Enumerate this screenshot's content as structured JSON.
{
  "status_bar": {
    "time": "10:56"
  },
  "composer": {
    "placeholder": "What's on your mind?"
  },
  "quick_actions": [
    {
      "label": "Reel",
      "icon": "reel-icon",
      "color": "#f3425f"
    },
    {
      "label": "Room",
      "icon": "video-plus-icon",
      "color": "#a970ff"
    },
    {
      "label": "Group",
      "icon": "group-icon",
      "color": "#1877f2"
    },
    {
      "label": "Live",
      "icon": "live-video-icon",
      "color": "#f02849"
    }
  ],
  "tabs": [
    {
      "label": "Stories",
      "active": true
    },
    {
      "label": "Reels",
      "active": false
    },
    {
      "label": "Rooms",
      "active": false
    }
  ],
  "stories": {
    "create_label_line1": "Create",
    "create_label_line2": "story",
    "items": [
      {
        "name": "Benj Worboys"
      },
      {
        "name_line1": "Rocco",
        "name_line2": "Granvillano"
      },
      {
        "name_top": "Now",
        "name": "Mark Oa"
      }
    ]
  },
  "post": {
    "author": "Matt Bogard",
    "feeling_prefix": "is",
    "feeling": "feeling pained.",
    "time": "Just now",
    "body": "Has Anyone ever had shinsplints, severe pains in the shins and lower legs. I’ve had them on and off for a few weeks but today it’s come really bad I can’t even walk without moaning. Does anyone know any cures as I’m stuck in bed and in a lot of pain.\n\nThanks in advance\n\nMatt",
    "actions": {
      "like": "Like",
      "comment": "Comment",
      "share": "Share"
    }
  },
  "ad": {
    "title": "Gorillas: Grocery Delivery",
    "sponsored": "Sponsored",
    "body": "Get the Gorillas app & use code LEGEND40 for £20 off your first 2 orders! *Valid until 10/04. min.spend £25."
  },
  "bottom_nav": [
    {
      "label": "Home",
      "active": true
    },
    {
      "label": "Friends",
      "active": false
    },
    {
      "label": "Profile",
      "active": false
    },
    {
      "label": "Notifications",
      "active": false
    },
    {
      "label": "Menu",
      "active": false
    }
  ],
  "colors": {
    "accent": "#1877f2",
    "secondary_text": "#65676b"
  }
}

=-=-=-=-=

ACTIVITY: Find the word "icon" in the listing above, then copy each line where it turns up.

RESPONSE TO THE TASK:
      "icon": "reel-icon",
      "icon": "video-plus-icon",
      "icon": "group-icon",
      "icon": "live-video-icon",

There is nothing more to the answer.